[Interface dataset entries]
◆ ◆ ◆ ◆ ◆ ◆ ◆
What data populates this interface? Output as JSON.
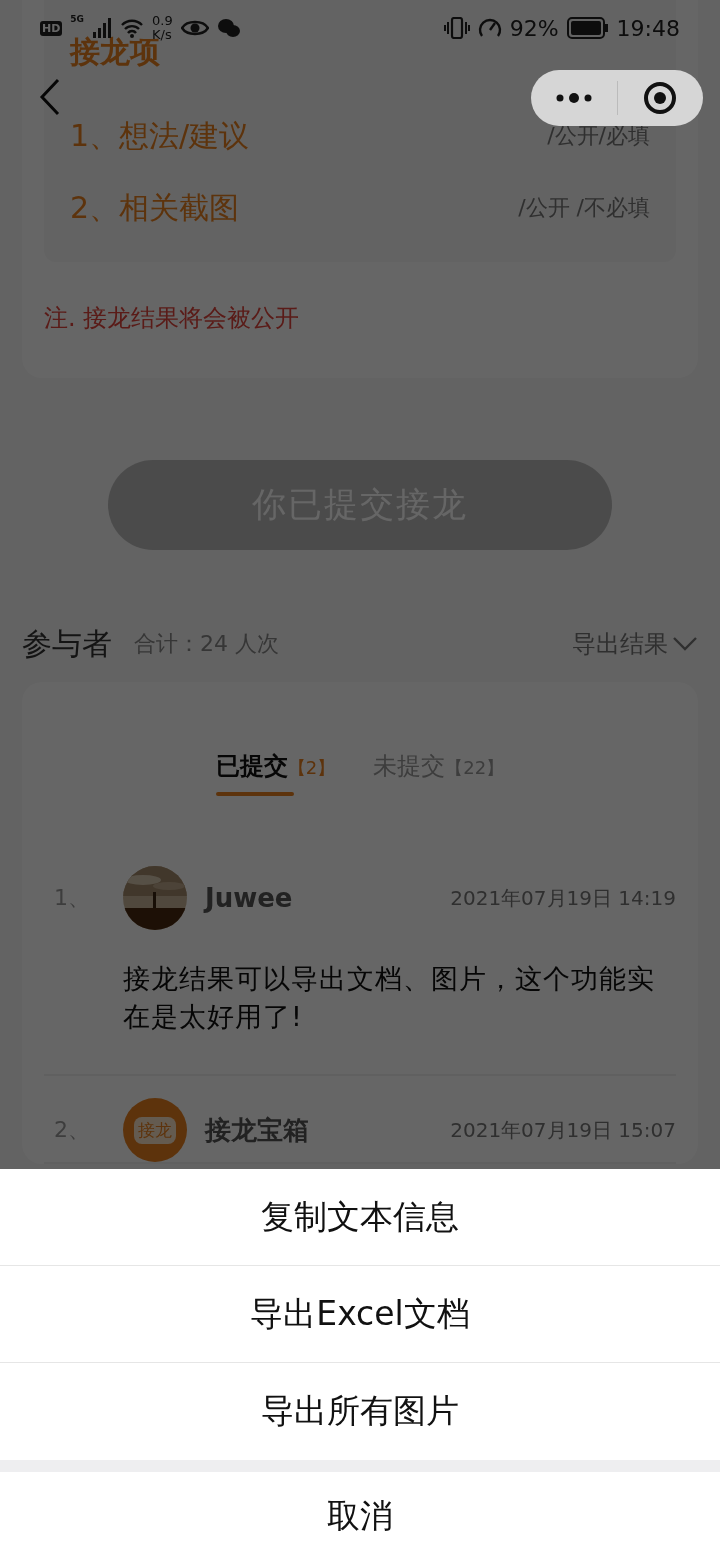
{
  "status_bar": {
    "network_badge": "HD",
    "network_type": "5G",
    "speed_value": "0.9",
    "speed_unit": "K/s",
    "battery": "92%",
    "time": "19:48"
  },
  "form_card": {
    "title": "接龙项",
    "items": [
      {
        "label": "1、想法/建议",
        "tags": "/公开/必填"
      },
      {
        "label": "2、相关截图",
        "tags": "/公开 /不必填"
      }
    ],
    "note": "注. 接龙结果将会被公开"
  },
  "submit_button": {
    "label": "你已提交接龙",
    "disabled": true
  },
  "participants": {
    "title": "参与者",
    "total": "合计：24 人次",
    "export": "导出结果",
    "tabs": [
      {
        "label": "已提交",
        "count": "【2】",
        "selected": true
      },
      {
        "label": "未提交",
        "count": "【22】",
        "selected": false
      }
    ],
    "entries": [
      {
        "index": "1、",
        "name": "Juwee",
        "time": "2021年07月19日 14:19",
        "comment": "接龙结果可以导出文档、图片，这个功能实在是太好用了!"
      },
      {
        "index": "2、",
        "avatar": {
          "kind": "logo",
          "text": "接龙"
        },
        "name": "接龙宝箱",
        "time": "2021年07月19日 15:07"
      }
    ]
  },
  "action_sheet": {
    "options": [
      "复制文本信息",
      "导出Excel文档",
      "导出所有图片"
    ],
    "cancel": "取消"
  }
}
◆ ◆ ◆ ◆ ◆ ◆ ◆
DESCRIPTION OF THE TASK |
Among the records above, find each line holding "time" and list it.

FINAL ANSWER |
    "time": "19:48"
        "time": "2021年07月19日 14:19",
        "time": "2021年07月19日 15:07"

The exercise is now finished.